When a line below holds the string "data", show that line.

Source records
--------------------------------------------------

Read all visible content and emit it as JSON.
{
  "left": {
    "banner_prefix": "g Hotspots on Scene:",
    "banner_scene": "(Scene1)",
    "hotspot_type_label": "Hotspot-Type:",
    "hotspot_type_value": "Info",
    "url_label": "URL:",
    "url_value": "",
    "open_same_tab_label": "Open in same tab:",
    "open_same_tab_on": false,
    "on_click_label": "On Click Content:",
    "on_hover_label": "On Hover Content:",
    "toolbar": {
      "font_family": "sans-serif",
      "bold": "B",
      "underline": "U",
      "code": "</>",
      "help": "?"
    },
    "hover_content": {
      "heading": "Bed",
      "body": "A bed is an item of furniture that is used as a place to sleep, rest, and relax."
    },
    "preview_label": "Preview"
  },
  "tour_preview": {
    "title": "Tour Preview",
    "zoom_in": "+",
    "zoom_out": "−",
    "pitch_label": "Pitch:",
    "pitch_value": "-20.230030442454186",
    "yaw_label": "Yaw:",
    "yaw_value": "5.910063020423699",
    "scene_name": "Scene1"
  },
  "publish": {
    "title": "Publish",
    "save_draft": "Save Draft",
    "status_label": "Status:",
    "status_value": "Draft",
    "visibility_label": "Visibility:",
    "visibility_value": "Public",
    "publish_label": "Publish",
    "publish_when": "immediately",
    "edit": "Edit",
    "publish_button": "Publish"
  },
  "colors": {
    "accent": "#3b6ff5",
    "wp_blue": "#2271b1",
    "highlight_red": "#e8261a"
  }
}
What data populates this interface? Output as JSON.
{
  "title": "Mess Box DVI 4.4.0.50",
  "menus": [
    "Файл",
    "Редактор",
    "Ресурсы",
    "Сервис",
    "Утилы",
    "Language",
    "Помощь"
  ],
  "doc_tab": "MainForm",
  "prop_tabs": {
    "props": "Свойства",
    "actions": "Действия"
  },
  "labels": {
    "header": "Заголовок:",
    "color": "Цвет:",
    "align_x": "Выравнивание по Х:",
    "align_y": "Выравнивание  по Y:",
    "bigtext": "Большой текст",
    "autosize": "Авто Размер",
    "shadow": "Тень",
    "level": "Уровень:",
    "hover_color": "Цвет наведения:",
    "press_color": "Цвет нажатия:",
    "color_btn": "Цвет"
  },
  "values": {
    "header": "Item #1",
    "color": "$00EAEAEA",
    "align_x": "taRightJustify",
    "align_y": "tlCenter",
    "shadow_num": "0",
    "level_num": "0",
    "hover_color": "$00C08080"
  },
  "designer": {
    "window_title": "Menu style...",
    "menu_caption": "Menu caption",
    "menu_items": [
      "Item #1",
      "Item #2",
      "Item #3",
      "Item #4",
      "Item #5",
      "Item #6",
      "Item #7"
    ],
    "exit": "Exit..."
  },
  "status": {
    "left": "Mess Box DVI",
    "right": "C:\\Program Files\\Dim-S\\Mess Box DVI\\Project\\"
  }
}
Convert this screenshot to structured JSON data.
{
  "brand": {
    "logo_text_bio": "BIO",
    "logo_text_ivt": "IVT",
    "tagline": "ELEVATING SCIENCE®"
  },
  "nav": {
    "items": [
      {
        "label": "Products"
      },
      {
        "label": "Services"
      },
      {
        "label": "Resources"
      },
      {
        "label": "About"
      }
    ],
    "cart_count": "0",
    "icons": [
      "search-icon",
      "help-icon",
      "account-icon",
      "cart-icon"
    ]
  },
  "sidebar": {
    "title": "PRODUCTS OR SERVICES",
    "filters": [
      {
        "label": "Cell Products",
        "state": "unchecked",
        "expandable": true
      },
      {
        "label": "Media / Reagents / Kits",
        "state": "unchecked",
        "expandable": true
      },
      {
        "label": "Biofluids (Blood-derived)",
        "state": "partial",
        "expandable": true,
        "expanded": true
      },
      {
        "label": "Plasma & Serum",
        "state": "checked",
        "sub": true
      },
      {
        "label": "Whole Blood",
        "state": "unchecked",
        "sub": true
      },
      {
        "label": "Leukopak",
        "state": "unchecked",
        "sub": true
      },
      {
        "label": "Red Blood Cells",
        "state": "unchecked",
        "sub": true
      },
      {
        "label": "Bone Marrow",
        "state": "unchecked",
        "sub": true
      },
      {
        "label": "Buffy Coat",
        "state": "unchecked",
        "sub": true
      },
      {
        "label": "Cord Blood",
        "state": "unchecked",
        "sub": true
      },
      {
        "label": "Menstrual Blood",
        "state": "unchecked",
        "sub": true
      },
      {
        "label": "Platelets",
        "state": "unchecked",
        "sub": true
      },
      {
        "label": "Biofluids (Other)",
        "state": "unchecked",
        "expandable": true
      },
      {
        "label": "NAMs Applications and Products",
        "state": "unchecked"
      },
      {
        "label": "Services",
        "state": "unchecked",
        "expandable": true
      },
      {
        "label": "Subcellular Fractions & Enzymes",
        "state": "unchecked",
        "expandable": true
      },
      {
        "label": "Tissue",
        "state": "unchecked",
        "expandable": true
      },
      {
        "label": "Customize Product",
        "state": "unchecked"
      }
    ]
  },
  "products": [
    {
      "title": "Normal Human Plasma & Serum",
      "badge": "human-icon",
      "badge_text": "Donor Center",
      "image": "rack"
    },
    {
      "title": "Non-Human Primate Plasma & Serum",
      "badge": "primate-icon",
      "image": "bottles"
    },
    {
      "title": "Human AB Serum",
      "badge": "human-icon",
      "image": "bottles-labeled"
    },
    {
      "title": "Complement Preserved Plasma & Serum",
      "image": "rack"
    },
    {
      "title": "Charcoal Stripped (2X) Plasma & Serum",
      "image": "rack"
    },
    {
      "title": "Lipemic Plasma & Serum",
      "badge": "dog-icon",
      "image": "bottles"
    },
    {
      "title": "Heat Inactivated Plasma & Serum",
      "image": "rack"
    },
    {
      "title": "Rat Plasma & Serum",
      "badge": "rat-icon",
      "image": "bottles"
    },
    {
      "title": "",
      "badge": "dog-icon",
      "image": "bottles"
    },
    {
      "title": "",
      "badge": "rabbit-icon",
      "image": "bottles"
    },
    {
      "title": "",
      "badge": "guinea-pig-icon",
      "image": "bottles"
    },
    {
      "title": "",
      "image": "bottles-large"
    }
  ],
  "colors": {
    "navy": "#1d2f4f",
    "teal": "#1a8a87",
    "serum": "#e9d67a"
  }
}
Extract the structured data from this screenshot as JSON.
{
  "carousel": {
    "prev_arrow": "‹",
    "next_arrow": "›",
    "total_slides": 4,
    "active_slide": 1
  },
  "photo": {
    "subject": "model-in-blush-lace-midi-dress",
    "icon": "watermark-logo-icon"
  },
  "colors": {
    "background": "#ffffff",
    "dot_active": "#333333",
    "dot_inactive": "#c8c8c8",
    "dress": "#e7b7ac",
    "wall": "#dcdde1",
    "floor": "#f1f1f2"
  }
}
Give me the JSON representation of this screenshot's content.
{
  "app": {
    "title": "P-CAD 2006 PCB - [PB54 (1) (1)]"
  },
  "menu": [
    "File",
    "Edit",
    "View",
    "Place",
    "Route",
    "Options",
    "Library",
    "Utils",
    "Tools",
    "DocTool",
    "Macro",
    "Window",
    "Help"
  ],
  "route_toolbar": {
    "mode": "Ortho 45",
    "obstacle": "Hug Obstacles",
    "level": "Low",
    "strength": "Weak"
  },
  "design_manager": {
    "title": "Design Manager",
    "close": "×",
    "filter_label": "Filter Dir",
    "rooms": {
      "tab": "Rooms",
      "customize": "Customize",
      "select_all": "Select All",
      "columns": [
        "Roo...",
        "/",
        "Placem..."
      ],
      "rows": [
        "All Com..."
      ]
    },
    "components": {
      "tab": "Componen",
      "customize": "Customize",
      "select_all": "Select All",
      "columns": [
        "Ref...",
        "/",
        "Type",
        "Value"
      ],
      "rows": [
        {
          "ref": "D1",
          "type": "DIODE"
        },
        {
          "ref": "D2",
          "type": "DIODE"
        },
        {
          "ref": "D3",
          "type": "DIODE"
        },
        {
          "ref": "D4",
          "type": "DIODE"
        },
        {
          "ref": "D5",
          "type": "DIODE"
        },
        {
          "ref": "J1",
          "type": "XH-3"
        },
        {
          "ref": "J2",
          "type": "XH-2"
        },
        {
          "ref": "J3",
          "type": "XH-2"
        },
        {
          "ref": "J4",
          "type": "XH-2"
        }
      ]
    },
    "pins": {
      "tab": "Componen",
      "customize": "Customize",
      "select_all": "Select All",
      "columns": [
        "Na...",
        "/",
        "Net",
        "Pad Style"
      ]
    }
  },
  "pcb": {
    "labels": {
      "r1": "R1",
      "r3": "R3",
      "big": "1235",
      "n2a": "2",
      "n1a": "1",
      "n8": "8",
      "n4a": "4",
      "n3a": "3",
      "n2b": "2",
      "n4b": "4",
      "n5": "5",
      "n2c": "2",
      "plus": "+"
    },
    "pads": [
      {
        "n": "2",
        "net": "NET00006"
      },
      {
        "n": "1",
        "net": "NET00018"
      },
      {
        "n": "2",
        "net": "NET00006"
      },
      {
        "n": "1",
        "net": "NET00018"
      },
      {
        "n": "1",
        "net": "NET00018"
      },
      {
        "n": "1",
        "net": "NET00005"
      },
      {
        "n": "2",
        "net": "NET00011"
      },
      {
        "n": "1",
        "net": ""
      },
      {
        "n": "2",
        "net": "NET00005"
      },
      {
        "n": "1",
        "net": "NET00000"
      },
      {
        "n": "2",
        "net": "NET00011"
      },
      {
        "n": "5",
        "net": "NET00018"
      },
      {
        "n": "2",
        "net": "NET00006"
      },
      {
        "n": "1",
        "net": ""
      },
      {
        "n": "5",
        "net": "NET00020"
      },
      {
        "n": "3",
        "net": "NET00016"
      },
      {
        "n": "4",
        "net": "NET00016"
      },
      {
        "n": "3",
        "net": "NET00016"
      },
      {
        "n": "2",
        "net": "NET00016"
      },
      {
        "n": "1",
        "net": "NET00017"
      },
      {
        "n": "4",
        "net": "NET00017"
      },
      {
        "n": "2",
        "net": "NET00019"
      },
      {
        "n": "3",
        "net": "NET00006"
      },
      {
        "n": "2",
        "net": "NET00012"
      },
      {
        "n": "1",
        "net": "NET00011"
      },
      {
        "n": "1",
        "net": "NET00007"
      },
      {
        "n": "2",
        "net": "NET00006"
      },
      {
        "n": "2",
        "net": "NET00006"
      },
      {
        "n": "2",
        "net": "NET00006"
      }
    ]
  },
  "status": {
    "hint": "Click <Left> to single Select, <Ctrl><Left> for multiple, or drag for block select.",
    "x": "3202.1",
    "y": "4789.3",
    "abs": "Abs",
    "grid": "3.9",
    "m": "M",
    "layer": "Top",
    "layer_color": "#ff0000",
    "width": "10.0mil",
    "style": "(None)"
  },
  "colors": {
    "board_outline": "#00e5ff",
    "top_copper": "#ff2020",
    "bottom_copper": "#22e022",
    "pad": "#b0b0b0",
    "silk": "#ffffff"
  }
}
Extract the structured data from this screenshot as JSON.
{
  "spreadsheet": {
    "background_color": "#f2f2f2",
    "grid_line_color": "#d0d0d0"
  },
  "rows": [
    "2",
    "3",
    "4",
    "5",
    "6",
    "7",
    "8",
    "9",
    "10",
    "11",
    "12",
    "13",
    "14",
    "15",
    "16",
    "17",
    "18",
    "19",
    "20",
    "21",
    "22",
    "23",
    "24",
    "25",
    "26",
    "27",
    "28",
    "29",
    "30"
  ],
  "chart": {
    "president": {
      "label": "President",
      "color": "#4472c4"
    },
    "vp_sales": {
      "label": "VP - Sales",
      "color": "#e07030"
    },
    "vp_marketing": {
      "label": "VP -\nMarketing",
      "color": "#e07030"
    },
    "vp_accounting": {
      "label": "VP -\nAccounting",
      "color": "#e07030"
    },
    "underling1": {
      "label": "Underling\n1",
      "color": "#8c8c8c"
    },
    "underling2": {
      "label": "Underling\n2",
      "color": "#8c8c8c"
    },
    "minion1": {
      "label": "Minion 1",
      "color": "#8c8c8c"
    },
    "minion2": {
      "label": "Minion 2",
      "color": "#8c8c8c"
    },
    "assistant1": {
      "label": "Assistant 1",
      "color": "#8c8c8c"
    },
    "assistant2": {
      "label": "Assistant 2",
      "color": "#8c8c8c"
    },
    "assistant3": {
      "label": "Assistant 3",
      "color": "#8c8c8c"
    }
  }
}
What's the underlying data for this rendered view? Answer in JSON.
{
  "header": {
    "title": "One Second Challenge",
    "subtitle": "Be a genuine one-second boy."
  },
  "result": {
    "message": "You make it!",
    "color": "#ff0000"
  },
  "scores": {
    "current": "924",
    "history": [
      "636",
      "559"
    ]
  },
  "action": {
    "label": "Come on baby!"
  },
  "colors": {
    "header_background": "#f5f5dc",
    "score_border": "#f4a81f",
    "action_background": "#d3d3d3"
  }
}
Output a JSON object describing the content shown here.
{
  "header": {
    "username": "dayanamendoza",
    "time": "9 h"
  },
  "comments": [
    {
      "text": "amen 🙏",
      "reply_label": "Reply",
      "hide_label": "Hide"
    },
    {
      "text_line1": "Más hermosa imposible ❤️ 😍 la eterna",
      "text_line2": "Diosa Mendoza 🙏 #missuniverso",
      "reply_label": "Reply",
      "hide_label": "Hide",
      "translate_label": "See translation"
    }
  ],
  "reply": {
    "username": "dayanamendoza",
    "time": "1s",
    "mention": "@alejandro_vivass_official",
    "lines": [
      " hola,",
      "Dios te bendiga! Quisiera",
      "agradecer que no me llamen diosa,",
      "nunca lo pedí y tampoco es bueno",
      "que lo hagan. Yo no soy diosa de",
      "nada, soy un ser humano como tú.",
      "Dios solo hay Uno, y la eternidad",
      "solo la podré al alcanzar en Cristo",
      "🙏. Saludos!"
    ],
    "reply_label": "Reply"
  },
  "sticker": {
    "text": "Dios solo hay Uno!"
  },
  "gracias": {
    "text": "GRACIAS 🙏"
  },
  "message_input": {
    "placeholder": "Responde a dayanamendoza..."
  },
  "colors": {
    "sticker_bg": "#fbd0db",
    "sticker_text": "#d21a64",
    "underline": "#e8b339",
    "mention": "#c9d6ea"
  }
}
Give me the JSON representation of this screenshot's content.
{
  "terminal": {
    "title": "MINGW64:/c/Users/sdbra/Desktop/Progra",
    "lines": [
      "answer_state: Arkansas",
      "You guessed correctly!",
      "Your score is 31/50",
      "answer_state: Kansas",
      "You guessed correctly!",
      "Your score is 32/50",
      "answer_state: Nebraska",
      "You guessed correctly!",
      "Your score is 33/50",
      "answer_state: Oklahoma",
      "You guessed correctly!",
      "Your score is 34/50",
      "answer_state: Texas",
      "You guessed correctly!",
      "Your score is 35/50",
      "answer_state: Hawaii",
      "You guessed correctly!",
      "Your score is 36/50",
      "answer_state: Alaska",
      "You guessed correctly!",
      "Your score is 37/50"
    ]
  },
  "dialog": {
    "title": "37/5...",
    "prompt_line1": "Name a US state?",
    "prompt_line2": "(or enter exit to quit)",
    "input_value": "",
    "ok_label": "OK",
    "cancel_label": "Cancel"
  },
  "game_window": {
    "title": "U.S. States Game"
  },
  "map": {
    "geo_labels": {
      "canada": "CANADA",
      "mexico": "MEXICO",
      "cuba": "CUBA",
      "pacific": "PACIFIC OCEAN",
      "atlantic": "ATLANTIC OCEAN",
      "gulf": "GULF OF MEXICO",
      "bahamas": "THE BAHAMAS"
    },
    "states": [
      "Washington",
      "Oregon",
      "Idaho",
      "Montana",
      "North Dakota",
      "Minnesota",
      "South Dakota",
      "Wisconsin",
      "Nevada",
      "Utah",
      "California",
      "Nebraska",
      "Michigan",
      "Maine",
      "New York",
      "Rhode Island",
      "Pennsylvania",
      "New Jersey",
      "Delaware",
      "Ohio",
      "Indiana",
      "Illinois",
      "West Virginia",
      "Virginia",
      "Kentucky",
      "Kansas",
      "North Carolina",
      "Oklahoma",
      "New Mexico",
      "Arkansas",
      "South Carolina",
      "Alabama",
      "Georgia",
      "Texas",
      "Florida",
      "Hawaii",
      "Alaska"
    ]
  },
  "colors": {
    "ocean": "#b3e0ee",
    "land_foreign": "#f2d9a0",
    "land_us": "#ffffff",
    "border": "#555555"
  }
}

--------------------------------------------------

#### TASK RESPONSE:
What data populates this interface? Output as JSON.
Convert this screenshot to structured JSON data.
Extract the structured data from this screenshot as JSON.
Extract the structured data from this screenshot as JSON.
What's the underlying data for this rendered view? Answer in JSON.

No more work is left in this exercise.